Whether tailgating, camping or simply enjoying your backyard minus the mosquitoes, Arkansas’ temperate climate means we can enjoy the flavor and fellowship of grilling year round.

I know plenty of people consider grilling a summer-only ritual and close down the grill along with all of the other outdoor amenities as soon as the leaves start to change. But when that slight chill hits the air I find it’s the best time to fire up our grill. Take the warmth of the grill and add a glass of wine … that’s my kind of weather.

Beer is the general go-to for any type of grilling and barbecue. It’s refreshing and acts as a cleanser for the fat and richness on your palate from heavy sauces and the char taste from the grill. But wines can offer the same refreshing effect. Explore these classic fall wines for your next grilling opportunity.

If brisket or ribs are on the menu, reach for a zinfandel, carmenere, syrah or tempranillo.

THE VALUE

  • 2014 Concha y Toro Casillero del Diablo Carmenere, Chile (about $11 retail)

THE SPLURGE

  • 2014 Volver Single Vineyard Tempranillo, Spain (about $20 retail)

For burgers, consider zinfandel, malbec, pinot noir, cabernet sauvignon or a dry rose.

THE VALUE

  • 2013 Montes Twins Red Blend Malbec/Cabernet Sauvignon, Chile (about $14 retail)

THE SPLURGE

  • 2014 Crios Malbec, Argentina (about $18 retail)

Chicken pairs well with sparkling wine, pinot noir, chardonnay, carmenere and dry rose.

THE VALUE

  • NV Domaine Ste. Michelle Brut, Columbia Valley (about $13 retail)

THE SPLURGE

  • 2013 La Playa Axel Carmenere, Chile (about $24 retail)

Match vegetables such as sweet potatoes, mushrooms, squash and onions with pinot noir, carignan or cabernet franc.

THE VALUE

  • 2014 Clos du Bois Pinot Noir, California (about $12 retail)

THE SPLURGE

  • 2014 Sean Minor Pinot Noir, California (about $20 retail)

Zinfandel, malbec, cabernet sauvignon or pinot noir are good options for pairing with sausage.
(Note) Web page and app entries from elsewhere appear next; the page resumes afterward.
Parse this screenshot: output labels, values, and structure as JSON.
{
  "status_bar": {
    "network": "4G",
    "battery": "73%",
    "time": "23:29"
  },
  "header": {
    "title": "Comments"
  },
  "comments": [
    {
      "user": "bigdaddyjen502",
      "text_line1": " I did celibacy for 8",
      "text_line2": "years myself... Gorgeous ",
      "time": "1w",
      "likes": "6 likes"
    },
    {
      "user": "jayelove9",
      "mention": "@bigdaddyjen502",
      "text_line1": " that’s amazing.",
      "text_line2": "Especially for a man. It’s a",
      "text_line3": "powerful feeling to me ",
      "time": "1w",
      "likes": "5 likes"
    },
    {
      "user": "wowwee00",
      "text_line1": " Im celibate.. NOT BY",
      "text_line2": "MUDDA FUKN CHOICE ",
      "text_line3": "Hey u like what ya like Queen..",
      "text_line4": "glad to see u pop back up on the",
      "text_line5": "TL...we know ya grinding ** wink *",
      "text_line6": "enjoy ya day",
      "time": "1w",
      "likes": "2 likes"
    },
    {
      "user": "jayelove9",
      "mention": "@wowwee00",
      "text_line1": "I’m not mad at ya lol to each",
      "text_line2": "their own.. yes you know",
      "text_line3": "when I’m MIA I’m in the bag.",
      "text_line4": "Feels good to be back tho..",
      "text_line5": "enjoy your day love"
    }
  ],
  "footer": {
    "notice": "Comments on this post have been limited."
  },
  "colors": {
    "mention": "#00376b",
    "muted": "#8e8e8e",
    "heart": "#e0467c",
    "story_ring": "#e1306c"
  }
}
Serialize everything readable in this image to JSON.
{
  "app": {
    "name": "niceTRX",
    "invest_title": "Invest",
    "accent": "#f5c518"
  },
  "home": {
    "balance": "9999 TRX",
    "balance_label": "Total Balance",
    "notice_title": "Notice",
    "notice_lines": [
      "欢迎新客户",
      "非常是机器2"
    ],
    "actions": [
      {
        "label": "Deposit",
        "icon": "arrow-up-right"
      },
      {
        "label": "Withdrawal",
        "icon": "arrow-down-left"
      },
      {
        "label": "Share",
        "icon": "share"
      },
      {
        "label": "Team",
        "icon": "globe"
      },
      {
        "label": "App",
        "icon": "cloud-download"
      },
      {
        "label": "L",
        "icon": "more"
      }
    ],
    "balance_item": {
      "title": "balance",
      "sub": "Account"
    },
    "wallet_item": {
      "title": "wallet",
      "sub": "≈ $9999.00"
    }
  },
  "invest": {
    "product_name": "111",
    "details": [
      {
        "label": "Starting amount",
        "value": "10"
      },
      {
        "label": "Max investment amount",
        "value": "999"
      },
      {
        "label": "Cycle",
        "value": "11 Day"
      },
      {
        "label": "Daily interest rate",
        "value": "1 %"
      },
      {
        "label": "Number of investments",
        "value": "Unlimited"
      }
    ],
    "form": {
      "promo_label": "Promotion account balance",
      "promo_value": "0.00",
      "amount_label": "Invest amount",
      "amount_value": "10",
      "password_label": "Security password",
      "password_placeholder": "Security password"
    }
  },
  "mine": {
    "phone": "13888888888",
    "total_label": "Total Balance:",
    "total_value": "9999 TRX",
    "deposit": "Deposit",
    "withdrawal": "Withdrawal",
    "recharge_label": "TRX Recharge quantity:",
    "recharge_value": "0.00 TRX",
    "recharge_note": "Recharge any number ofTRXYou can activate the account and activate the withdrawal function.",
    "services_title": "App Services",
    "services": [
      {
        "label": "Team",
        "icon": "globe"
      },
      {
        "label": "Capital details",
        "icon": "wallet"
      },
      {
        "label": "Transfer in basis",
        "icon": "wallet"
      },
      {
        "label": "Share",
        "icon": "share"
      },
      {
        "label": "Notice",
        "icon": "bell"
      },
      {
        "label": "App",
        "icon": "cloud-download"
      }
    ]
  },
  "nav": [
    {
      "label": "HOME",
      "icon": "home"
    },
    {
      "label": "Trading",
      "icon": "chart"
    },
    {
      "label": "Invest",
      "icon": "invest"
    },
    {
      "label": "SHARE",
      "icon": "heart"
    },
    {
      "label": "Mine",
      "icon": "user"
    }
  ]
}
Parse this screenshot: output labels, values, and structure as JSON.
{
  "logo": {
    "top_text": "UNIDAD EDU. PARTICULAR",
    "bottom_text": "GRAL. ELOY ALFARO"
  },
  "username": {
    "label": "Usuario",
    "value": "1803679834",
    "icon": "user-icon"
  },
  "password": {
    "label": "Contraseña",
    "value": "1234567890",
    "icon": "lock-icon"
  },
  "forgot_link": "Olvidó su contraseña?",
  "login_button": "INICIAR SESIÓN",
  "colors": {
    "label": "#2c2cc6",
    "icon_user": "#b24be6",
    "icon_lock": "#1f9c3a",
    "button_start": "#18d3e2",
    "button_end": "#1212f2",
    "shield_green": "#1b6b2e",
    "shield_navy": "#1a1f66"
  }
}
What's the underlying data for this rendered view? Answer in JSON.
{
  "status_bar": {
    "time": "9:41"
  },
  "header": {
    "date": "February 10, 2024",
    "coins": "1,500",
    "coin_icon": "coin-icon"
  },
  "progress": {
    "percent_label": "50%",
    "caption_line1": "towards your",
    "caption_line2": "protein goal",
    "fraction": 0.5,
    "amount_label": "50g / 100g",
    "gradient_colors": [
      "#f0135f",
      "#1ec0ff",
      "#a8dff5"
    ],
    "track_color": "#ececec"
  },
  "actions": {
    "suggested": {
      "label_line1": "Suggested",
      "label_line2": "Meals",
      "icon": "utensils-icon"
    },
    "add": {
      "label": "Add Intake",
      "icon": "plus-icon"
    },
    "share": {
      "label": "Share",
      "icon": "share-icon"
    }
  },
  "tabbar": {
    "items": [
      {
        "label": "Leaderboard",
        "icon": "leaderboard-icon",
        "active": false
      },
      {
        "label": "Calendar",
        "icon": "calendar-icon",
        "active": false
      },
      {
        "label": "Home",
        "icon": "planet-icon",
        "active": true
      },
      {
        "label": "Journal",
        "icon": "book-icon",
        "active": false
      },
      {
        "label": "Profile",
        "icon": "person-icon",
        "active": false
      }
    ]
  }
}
THE VALUE

  • 2014 Kaiken Malbec, California (about $14 retail)

THE SPLURGE

  • 2014 Cline Cellars Zinfandel, California (about $18 retail)